Geek Proud, GeekOut.


When I heard about this fantastic game, I immediately started to think about how I grew up through gaming. I thought back through some of my earliest games on the PC, the amazing games made by the British development team, Bullfrog Productions. These guys had some of the pioneers of gaming behind them, including the very popular Peter Molyneux and Stuart ‘the Balrog’ Whyte (most recently Studio Director of Lionhead Studios).

Whilst they made some great games such as Populous, I am right now focusing in on two of their greatest games: Theme Hospital and Dungeon Keeper (I and II). When I attended Rezzed this past week, I was able to play some alpha builds of some truly phenomenal indie games that are coming our way.

Rezzed logo

All this chat about Bullfrog, Theme Hospital and Dungeon Keeper can only mean one thing – There’s a game like those coming out… and yes, there really is. More akin to Dungeon Keeper than Theme Hospital, that game is MachiaVillain, a game where you build your own evil mansion and have to kill victims as per the rules of horror films. What are these rules? Rules such as never kill the dog.

The team consists of programmer Alexandre Lautie and artist Zimtra. Along with writer, John Bardinelli, artist Robert Lopatto and game designer Kevin Buchett, the team called Wild Factor are based in Paris, France. They were formed early 2012 and it was apparently formed when Alexandre looked in a bowl of alphabet soup and saw: “strt a gma cmpiny”, which he thought was close enough to warrant the start of his own game company. A great call as they have been working on something great!


During Rezzed, the very first game I went to go and play at 11am was Wild Factor‘s MachiaVillain. I found the experience to be refreshing, a bit like a blast from the past but it was also fresh and new. You built up the individual walls of your mansion, which means you needed to not only build an enticing evil mansion for your victims to actually make their way to, but also then provide the right elements of danger, excitement and room customisation.

You can place chests and goodies down which gives your victims a reason to be in the evil mansion in the first place. Your mansion is maintained by monsters, such as zombies and mummies, eventually moving up the monster chart to monsters such as Dracula’s, Freddy’s and Jason’s. You can instruct your individual monsters to go and hide in specific places and use the monsters to do attacks on the victims, in order to kill them (as per the rules of horror films, of course!)

One of the charming aspects I found about MachiaVillain was that even during it’s alpha stage, the French team of Wild Factor have made something really fun to play and really quite polished. It is a simple mix of old school resource management and a new age engine coming together in a really wonderful way. Another really cute factor to the game was the zombies who helped out with the day to day running of the Evil Mansion.

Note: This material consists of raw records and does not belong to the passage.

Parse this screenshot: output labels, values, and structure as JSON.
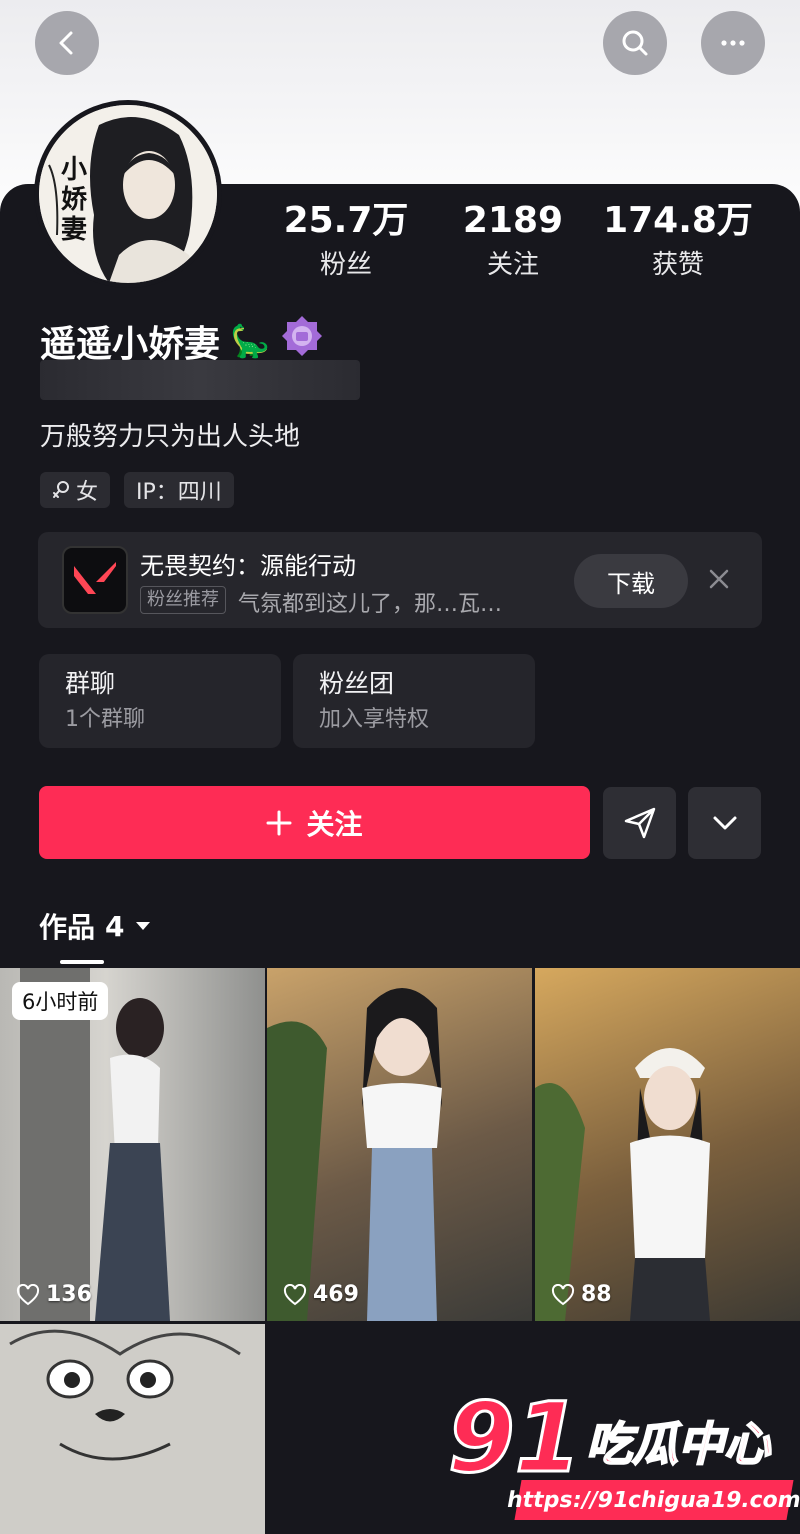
{
  "nav": {
    "back_icon": "chevron-left-icon",
    "search_icon": "search-icon",
    "more_icon": "ellipsis-icon"
  },
  "profile": {
    "name": "遥遥小娇妻",
    "name_emoji": "🦕",
    "avatar_calligraphy": "小娇妻",
    "bio": "万般努力只为出人头地",
    "tags": {
      "gender": "女",
      "ip": "IP：四川"
    }
  },
  "stats": [
    {
      "value": "25.7万",
      "label": "粉丝"
    },
    {
      "value": "2189",
      "label": "关注"
    },
    {
      "value": "174.8万",
      "label": "获赞"
    }
  ],
  "promo": {
    "title": "无畏契约：源能行动",
    "badge": "粉丝推荐",
    "desc": "气氛都到这儿了，那…瓦…",
    "download_label": "下载"
  },
  "cards": {
    "group": {
      "title": "群聊",
      "sub": "1个群聊"
    },
    "fan": {
      "title": "粉丝团",
      "sub": "加入享特权"
    }
  },
  "actions": {
    "follow_label": "关注",
    "follow_icon": "plus-icon",
    "share_icon": "send-icon",
    "dropdown_icon": "chevron-down-icon"
  },
  "works": {
    "tab_label": "作品",
    "count": "4",
    "items": [
      {
        "likes": "136",
        "badge": "6小时前"
      },
      {
        "likes": "469"
      },
      {
        "likes": "88"
      },
      {
        "likes": ""
      }
    ]
  },
  "watermark": {
    "number": "91",
    "text": "吃瓜中心",
    "url": "https://91chigua19.com"
  }
}
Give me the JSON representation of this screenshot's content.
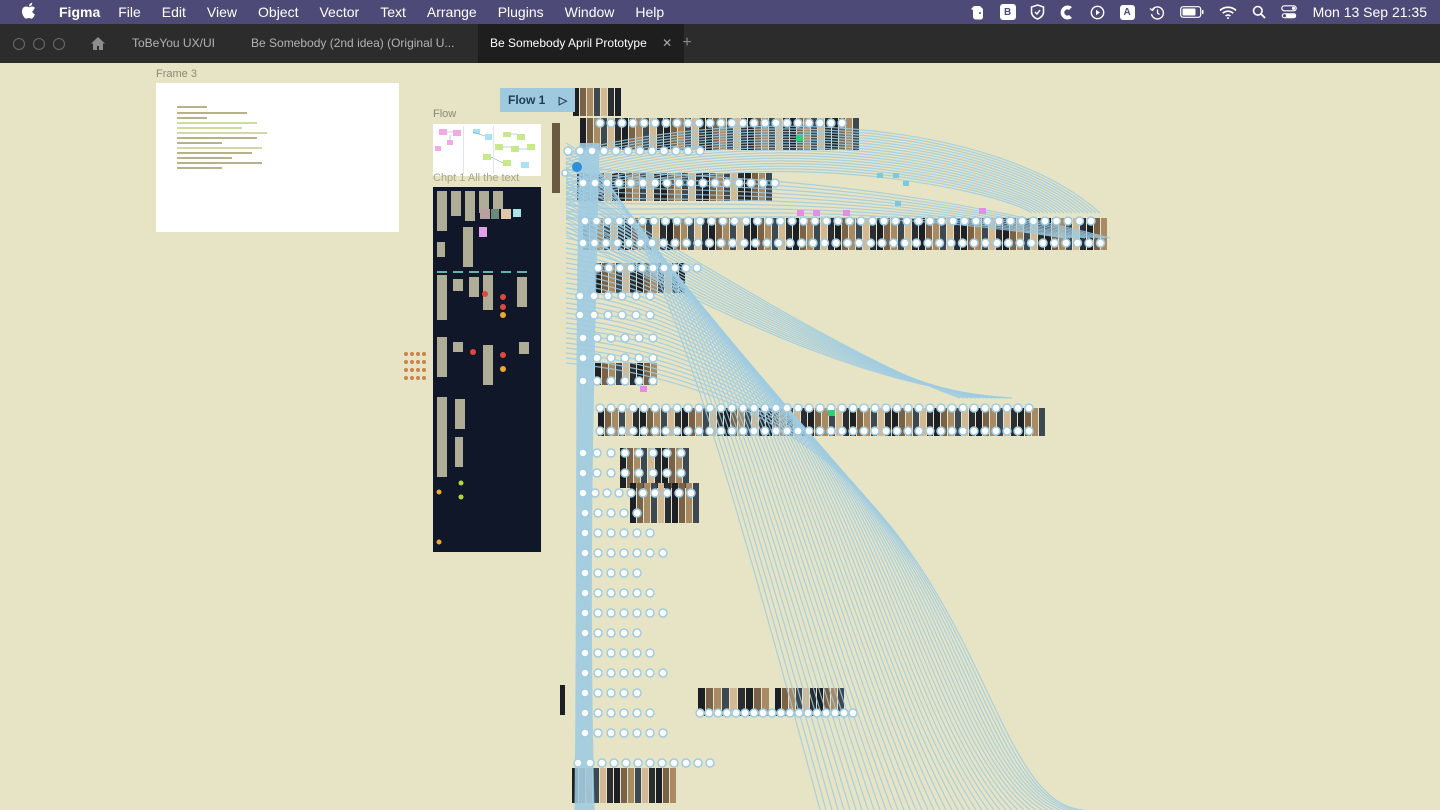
{
  "menubar": {
    "app": "Figma",
    "menus": [
      "File",
      "Edit",
      "View",
      "Object",
      "Vector",
      "Text",
      "Arrange",
      "Plugins",
      "Window",
      "Help"
    ],
    "clock": "Mon 13 Sep  21:35",
    "status_icons": [
      "evernote-icon",
      "bear-icon",
      "vpn-shield-icon",
      "clipboard-icon",
      "play-circle-icon",
      "input-source-icon",
      "time-machine-icon",
      "battery-icon",
      "wifi-icon",
      "spotlight-icon",
      "control-center-icon"
    ]
  },
  "tabbar": {
    "tabs": [
      {
        "label": "ToBeYou UX/UI",
        "active": false
      },
      {
        "label": "Be Somebody (2nd idea) (Original U...",
        "active": false
      },
      {
        "label": "Be Somebody April Prototype",
        "active": true
      }
    ],
    "new_tab": "+"
  },
  "canvas": {
    "frames": {
      "frame3": "Frame 3",
      "flow": "Flow",
      "chapter": "Chpt 1 All the text"
    },
    "flow_badge": "Flow 1"
  },
  "colors": {
    "menubar_bg": "#4e4a77",
    "tabbar_bg": "#2c2c2c",
    "canvas_bg": "#e6e4c4",
    "connector": "#9fcbe2",
    "chapter_bg": "#0f1729"
  }
}
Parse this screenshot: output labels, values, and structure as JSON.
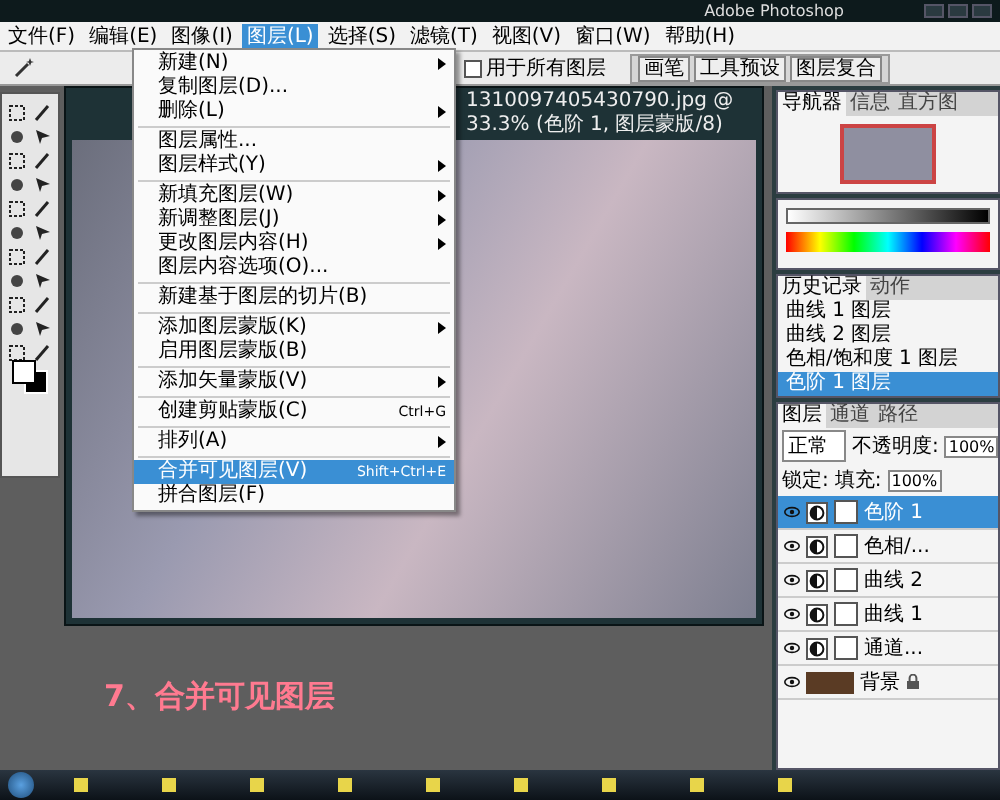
{
  "window": {
    "title": "Adobe Photoshop"
  },
  "menu_bar": [
    {
      "label": "文件(F)",
      "selected": false
    },
    {
      "label": "编辑(E)",
      "selected": false
    },
    {
      "label": "图像(I)",
      "selected": false
    },
    {
      "label": "图层(L)",
      "selected": true
    },
    {
      "label": "选择(S)",
      "selected": false
    },
    {
      "label": "滤镜(T)",
      "selected": false
    },
    {
      "label": "视图(V)",
      "selected": false
    },
    {
      "label": "窗口(W)",
      "selected": false
    },
    {
      "label": "帮助(H)",
      "selected": false
    }
  ],
  "layer_menu": [
    {
      "kind": "item",
      "label": "新建(N)",
      "submenu": true,
      "disabled": false,
      "selected": false
    },
    {
      "kind": "item",
      "label": "复制图层(D)...",
      "submenu": false,
      "disabled": false,
      "selected": false
    },
    {
      "kind": "item",
      "label": "删除(L)",
      "submenu": true,
      "disabled": false,
      "selected": false
    },
    {
      "kind": "separator"
    },
    {
      "kind": "item",
      "label": "图层属性...",
      "submenu": false,
      "disabled": false,
      "selected": false
    },
    {
      "kind": "item",
      "label": "图层样式(Y)",
      "submenu": true,
      "disabled": false,
      "selected": false
    },
    {
      "kind": "separator"
    },
    {
      "kind": "item",
      "label": "新填充图层(W)",
      "submenu": true,
      "disabled": false,
      "selected": false
    },
    {
      "kind": "item",
      "label": "新调整图层(J)",
      "submenu": true,
      "disabled": false,
      "selected": false
    },
    {
      "kind": "item",
      "label": "更改图层内容(H)",
      "submenu": true,
      "disabled": false,
      "selected": false
    },
    {
      "kind": "item",
      "label": "图层内容选项(O)...",
      "submenu": false,
      "disabled": false,
      "selected": false
    },
    {
      "kind": "separator"
    },
    {
      "kind": "item",
      "label": "新建基于图层的切片(B)",
      "submenu": false,
      "disabled": false,
      "selected": false
    },
    {
      "kind": "separator"
    },
    {
      "kind": "item",
      "label": "添加图层蒙版(K)",
      "submenu": true,
      "disabled": false,
      "selected": false
    },
    {
      "kind": "item",
      "label": "启用图层蒙版(B)",
      "submenu": false,
      "disabled": false,
      "selected": false
    },
    {
      "kind": "separator"
    },
    {
      "kind": "item",
      "label": "添加矢量蒙版(V)",
      "submenu": true,
      "disabled": false,
      "selected": false
    },
    {
      "kind": "separator"
    },
    {
      "kind": "item",
      "label": "创建剪贴蒙版(C)",
      "shortcut": "Ctrl+G",
      "submenu": false,
      "disabled": false,
      "selected": false
    },
    {
      "kind": "separator"
    },
    {
      "kind": "item",
      "label": "排列(A)",
      "submenu": true,
      "disabled": false,
      "selected": false
    },
    {
      "kind": "separator"
    },
    {
      "kind": "item",
      "label": "合并可见图层(V)",
      "shortcut": "Shift+Ctrl+E",
      "submenu": false,
      "disabled": false,
      "selected": true
    },
    {
      "kind": "item",
      "label": "拼合图层(F)",
      "submenu": false,
      "disabled": false,
      "selected": false
    }
  ],
  "options_bar": {
    "checkbox_label": "用于所有图层",
    "checked": false,
    "tabs": [
      "画笔",
      "工具预设",
      "图层复合"
    ]
  },
  "document": {
    "title": "1310097405430790.jpg @ 33.3% (色阶 1, 图层蒙版/8)"
  },
  "navigator": {
    "tabs": [
      {
        "label": "导航器",
        "selected": true
      },
      {
        "label": "信息",
        "selected": false
      },
      {
        "label": "直方图",
        "selected": false
      }
    ]
  },
  "history": {
    "tabs": [
      {
        "label": "历史记录",
        "selected": true
      },
      {
        "label": "动作",
        "selected": false
      }
    ],
    "items": [
      {
        "label": "曲线 1 图层",
        "selected": false
      },
      {
        "label": "曲线 2 图层",
        "selected": false
      },
      {
        "label": "色相/饱和度 1 图层",
        "selected": false
      },
      {
        "label": "色阶 1 图层",
        "selected": true
      }
    ]
  },
  "layers": {
    "tabs": [
      {
        "label": "图层",
        "selected": true
      },
      {
        "label": "通道",
        "selected": false
      },
      {
        "label": "路径",
        "selected": false
      }
    ],
    "blend_mode": "正常",
    "opacity_label": "不透明度:",
    "opacity": "100%",
    "lock_label": "锁定:",
    "fill_label": "填充:",
    "fill": "100%",
    "items": [
      {
        "name": "色阶 1",
        "kind": "adjustment",
        "selected": true,
        "locked": false
      },
      {
        "name": "色相/...",
        "kind": "adjustment",
        "selected": false,
        "locked": false
      },
      {
        "name": "曲线 2",
        "kind": "adjustment",
        "selected": false,
        "locked": false
      },
      {
        "name": "曲线 1",
        "kind": "adjustment",
        "selected": false,
        "locked": false
      },
      {
        "name": "通道...",
        "kind": "adjustment",
        "selected": false,
        "locked": false
      },
      {
        "name": "背景",
        "kind": "image",
        "selected": false,
        "locked": true
      }
    ]
  },
  "caption": "7、合并可见图层"
}
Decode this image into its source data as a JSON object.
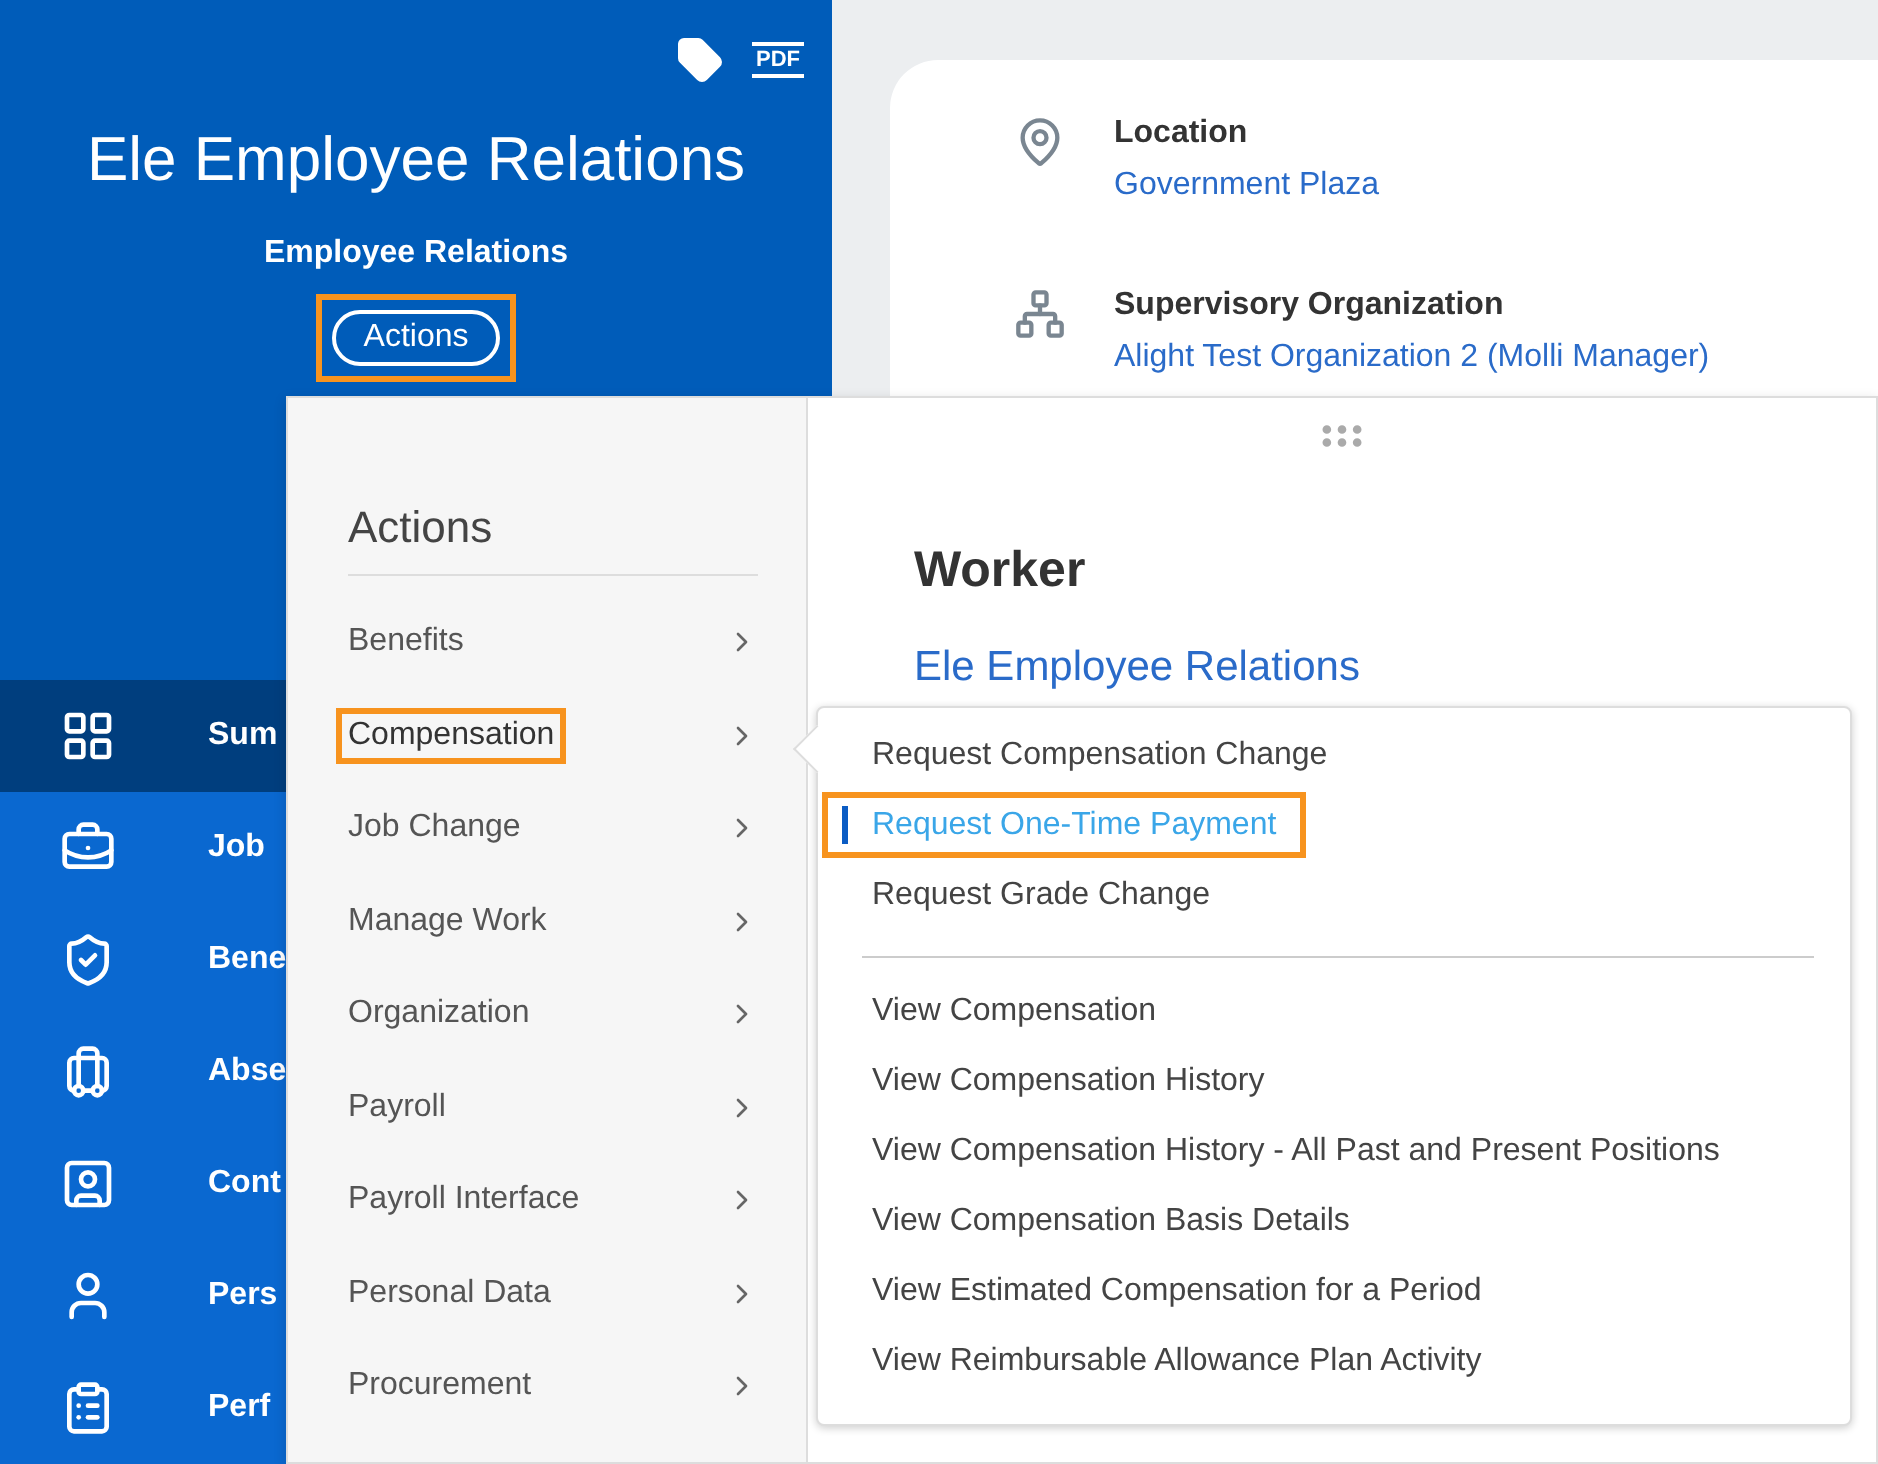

The zombies, once they seen a victim has been killed, would go and clean up their blood. This was reminiscent of Theme Hospital to me, where the Handymen would take care of the day-to-day operations of the hospital. Here, the Zombies acted as your Theme Hospital Handymen and they also acted as your Dungeon Keeper Imps, as they fulfilled all of your purchases and put your walls up for you. Couple this with the sound strategy you need to make sure you can take out the tougher victims, this will be a fun little strategy game for everyone to play – Fans of horror and fans of resource management.

Keep on the look out for when this game is released, I’m really excited by it and you should be too!

Keep in touch with the developers over on Facebook, Twitter and of course via their website and e-mail at


One response

  1. Pingback: Back from Rezzed ! | Wild Factor

Drop us a line

Fill in your details below or click an icon to log in: Logo

You are commenting using your account. Log Out /  Change )

Google+ photo

You are commenting using your Google+ account. Log Out /  Change )

Twitter picture

You are commenting using your Twitter account. Log Out /  Change )

Facebook photo

You are commenting using your Facebook account. Log Out /  Change )


Connecting to %s

This site uses Akismet to reduce spam. Learn how your comment data is processed.